Facebook.com has suspended the new Terms Of Service (TOS), it imposed unilaterally on February 4th, without notice, and reported about here, a couple of days ago.
Facebook.com, facing a storm of complaints from consumer and privacy groups over the new TOS (you can read our post the other day for exact details) which among other things, gave Facebook.com, the ownership of all content uploaded to it, forever, to do with as they please.
On the front page of Facebook.com there is not the following statement on top:
If you go to Facebook.com, the TOS currently posted, you will see it has reverted to the prior version showing a last update of September 23, 2008.
In its blog, founder Mark Zuckerberg said:
“”Going forward, we’ve decided to take a new approach towards developing our (TOS). We concluded that returning to our previous terms was the right thing for now. As I said yesterday, we think that a lot of the language in our terms is overly formal and protective so we don’t plan to leave it there for long.”””
“””Our terms aren’t just a document that protect our rights; it’s the governing document for how the service is used by everyone across the world. Given its importance, we need to make sure the terms reflect the principles and values of the people using the service.”””
“”””Our next version will be a substantial revision from where we are now. It will reflect the principles I described yesterday around how people share and control their information, and it will be written clearly in language everyone can understand. Since this will be the governing document that we’ll all live by, Facebook users will have a lot of input in crafting these terms.
You have my commitment that we’ll do all of these things, but in order to do them right it will take a little bit of time. We expect to complete this in the next few weeks. In the meantime, we’ve changed the terms back to what existed before the February 4th change, which was what most people asked us for and was the recommendation of the outside experts we consulted.
If you’d like to get involved in crafting our new terms, you can start posting your questions, comments and requests in the group we’ve created—Facebook Bill of Rights and Responsibilities. I’m looking forward to reading your input.”””
Already, it seems that Facebook.com will be reversing most of the problems we pointed out with the New TOS.
Posted on the Bill of Rights currently is:
“””Thanks for taking the time to share your thoughts with us.
Here are responses to some of the things you’ve written below:
1. You own your information. Facebook does not. This includes your photos and all other content.
2. Facebook doesn’t claim rights to any of your photos or other content. We need a license in order to help you share information with your friends, but we don’t claim to own your information.

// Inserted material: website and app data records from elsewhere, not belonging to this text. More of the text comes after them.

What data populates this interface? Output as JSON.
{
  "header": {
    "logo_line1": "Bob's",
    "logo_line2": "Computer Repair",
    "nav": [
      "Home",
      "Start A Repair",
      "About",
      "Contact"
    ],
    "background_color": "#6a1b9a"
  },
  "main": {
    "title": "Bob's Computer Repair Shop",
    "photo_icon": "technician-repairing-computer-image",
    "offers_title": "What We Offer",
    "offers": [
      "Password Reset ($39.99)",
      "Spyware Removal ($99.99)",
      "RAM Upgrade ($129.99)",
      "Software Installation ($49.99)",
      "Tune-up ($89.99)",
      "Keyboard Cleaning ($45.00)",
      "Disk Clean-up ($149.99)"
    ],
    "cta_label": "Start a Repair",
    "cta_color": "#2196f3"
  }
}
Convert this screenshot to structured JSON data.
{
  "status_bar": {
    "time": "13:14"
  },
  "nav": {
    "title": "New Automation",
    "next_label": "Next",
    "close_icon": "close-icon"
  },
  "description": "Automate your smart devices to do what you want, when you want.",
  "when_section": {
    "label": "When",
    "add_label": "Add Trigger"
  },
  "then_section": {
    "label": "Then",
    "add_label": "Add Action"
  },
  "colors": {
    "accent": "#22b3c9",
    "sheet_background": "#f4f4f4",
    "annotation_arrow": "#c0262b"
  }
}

3. We won’t use the information you share on Facebook for anything you haven’t asked us to. We realize our current terms are too broad here and they make it seem like we might share information in ways you don’t want, but this isn’t what we’re doing.
4. We will not share your information with anyone if you deactivate your account. If you’ve already sent a friend a message, they’ll still have that message. However, when you deactivate your account, all of your photos and other content are removed.
5. We apologize for the confusion around these issues. We never intended to claim ownership over people’s content even though that’s what it seems like to many people. This was a mistake and we apologize for the confusion.”””
Confusion, there was no confusion.
Facebook tried to take ownership of users content and use it however they wanted, and got caught.
“”””7. The Days of Accountability & Transparency Arrives.
2008 was a turning point. It was the year that blogs called out way that the big boys do business.
Closed doors, doing things for your own benefit to the determinate of others in the cloak of darkness; those days are done.
From Wall Street to Main Street, we will not pause one second to ponder whether the questions can be asked, whether the dominate players can be questioned and whether we can demand fairness and accountability.
Yes, Yes and Yes.”””
It looks like our second prediction of 2009 has in fact come true. (the first that the Kentucky court of appeals would overturn the domain seizure order happened last month).
Today blogger are watching you. If you do something that doesn’t pass the smell test, then the public gets involved and forces company to change their polices or risk the loss of business and reputation.
This is way of the world, 2009 style.